Omit every picture and write out the rest of the records exactly.

## Data records for software interfaces
^^^^^^^^^^^^^^^^
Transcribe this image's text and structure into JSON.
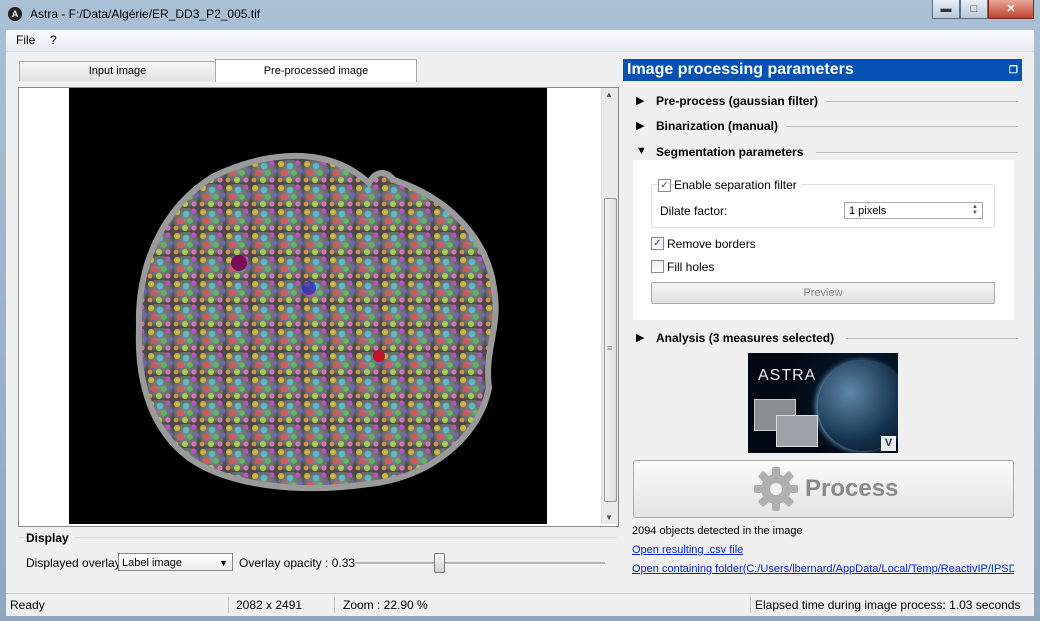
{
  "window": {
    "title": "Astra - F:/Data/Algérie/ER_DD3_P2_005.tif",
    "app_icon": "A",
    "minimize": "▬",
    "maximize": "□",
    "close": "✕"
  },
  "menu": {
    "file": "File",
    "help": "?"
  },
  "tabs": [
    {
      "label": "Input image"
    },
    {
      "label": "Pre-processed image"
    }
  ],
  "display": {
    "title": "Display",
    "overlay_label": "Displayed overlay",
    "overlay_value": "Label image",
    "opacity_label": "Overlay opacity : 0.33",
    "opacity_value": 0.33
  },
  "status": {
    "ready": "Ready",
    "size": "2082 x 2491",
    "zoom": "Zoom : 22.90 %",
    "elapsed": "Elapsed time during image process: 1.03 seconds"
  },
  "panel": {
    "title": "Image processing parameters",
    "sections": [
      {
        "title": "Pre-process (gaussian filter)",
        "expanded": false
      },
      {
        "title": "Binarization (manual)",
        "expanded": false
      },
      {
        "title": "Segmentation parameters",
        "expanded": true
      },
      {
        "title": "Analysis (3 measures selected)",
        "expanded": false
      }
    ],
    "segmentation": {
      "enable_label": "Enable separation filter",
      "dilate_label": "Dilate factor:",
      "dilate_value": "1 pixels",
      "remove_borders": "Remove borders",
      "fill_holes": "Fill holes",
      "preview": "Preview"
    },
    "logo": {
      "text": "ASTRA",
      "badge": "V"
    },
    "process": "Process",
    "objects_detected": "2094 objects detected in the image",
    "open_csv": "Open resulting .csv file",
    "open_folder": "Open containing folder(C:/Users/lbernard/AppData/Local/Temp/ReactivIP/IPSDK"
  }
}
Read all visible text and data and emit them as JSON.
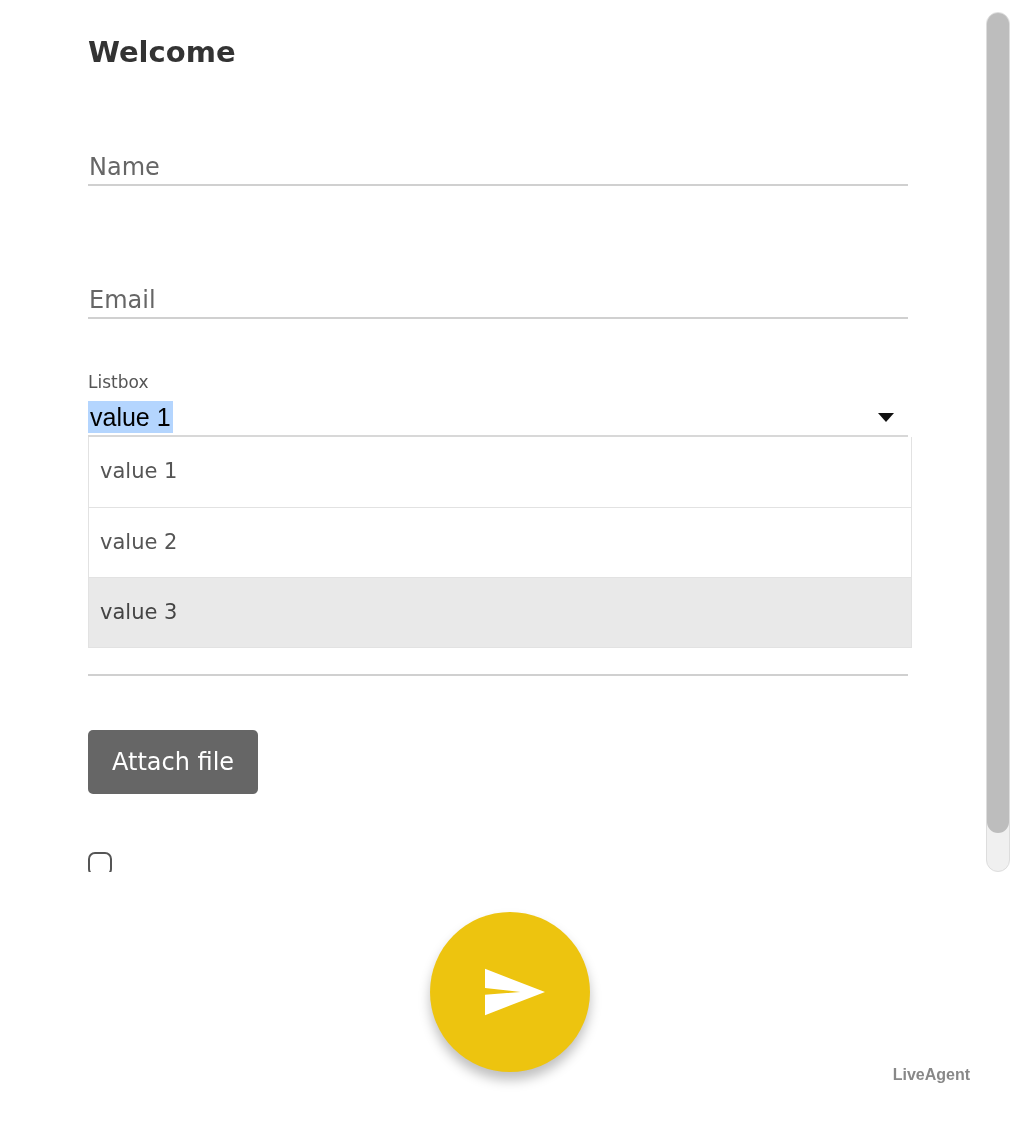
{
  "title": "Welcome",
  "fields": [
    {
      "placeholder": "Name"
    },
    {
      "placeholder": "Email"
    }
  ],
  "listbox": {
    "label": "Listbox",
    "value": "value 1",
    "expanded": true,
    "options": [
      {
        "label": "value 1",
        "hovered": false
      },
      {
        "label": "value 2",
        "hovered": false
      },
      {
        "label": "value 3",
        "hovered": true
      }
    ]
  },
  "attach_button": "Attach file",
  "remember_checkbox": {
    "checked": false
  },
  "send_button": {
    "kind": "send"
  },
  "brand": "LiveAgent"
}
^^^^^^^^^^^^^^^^
## Answer
Transcribe this image's text and structure into JSON.
{
  "window": {
    "title": "Astra - F:/Data/Algérie/ER_DD3_P2_005.tif",
    "app_icon": "A",
    "minimize": "▬",
    "maximize": "□",
    "close": "✕"
  },
  "menu": {
    "file": "File",
    "help": "?"
  },
  "tabs": [
    {
      "label": "Input image"
    },
    {
      "label": "Pre-processed image"
    }
  ],
  "display": {
    "title": "Display",
    "overlay_label": "Displayed overlay",
    "overlay_value": "Label image",
    "opacity_label": "Overlay opacity : 0.33",
    "opacity_value": 0.33
  },
  "status": {
    "ready": "Ready",
    "size": "2082 x 2491",
    "zoom": "Zoom : 22.90 %",
    "elapsed": "Elapsed time during image process: 1.03 seconds"
  },
  "panel": {
    "title": "Image processing parameters",
    "sections": [
      {
        "title": "Pre-process (gaussian filter)",
        "expanded": false
      },
      {
        "title": "Binarization (manual)",
        "expanded": false
      },
      {
        "title": "Segmentation parameters",
        "expanded": true
      },
      {
        "title": "Analysis (3 measures selected)",
        "expanded": false
      }
    ],
    "segmentation": {
      "enable_label": "Enable separation filter",
      "dilate_label": "Dilate factor:",
      "dilate_value": "1 pixels",
      "remove_borders": "Remove borders",
      "fill_holes": "Fill holes",
      "preview": "Preview"
    },
    "logo": {
      "text": "ASTRA",
      "badge": "V"
    },
    "process": "Process",
    "objects_detected": "2094 objects detected in the image",
    "open_csv": "Open resulting .csv file",
    "open_folder": "Open containing folder(C:/Users/lbernard/AppData/Local/Temp/ReactivIP/IPSDK"
  }
}
Read all visible text and data and emit them as JSON.
{
  "title": "Welcome",
  "fields": [
    {
      "placeholder": "Name"
    },
    {
      "placeholder": "Email"
    }
  ],
  "listbox": {
    "label": "Listbox",
    "value": "value 1",
    "expanded": true,
    "options": [
      {
        "label": "value 1",
        "hovered": false
      },
      {
        "label": "value 2",
        "hovered": false
      },
      {
        "label": "value 3",
        "hovered": true
      }
    ]
  },
  "attach_button": "Attach file",
  "remember_checkbox": {
    "checked": false
  },
  "send_button": {
    "kind": "send"
  },
  "brand": "LiveAgent"
}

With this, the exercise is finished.